Members of the U of T GCI film an educational green chemistry video

The GCI has now grown to 24 members and we continue to work together to run various initiatives and educational outreach events. This year, we have launched a Waste Awareness Campaign, collecting and presenting data on chemical waste production within the department, with the ultimate goal of replacing the more hazardous classes of waste with more benign alternatives.  We also have started a Green Education Subcommittee and work closely with the teaching faculty to increase and enhance the green chemistry content within the undergraduate curriculum. We have received tremendous support from our department, and we feel that we are starting to build a good conversation among the students and faculty about green chemistry.

My experiences with the GCI have not only taught me about green chemistry, but I have also learned how to reach out and engage with people about sustainability. I think many people often feel that if something isn’t perfectly “green” from the beginning, it’s not worth trying to improve and so they stop listening to suggestions. However, I have learned that by showing people that any improvement at all is still an improvement, they become much more receptive to our messages. We always try to point out what someone is already doing right, which gives them something tangible to build and improve upon.

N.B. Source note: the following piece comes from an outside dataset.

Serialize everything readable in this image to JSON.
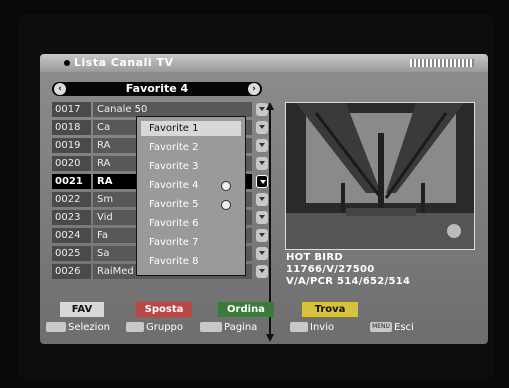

UofT_LogoUltimately, what I have learned from interacting with and observing the many sustainability initiatives at U of T is that so much can be accomplished by working together, doing what you can, and always trying to improve a little bit at a time.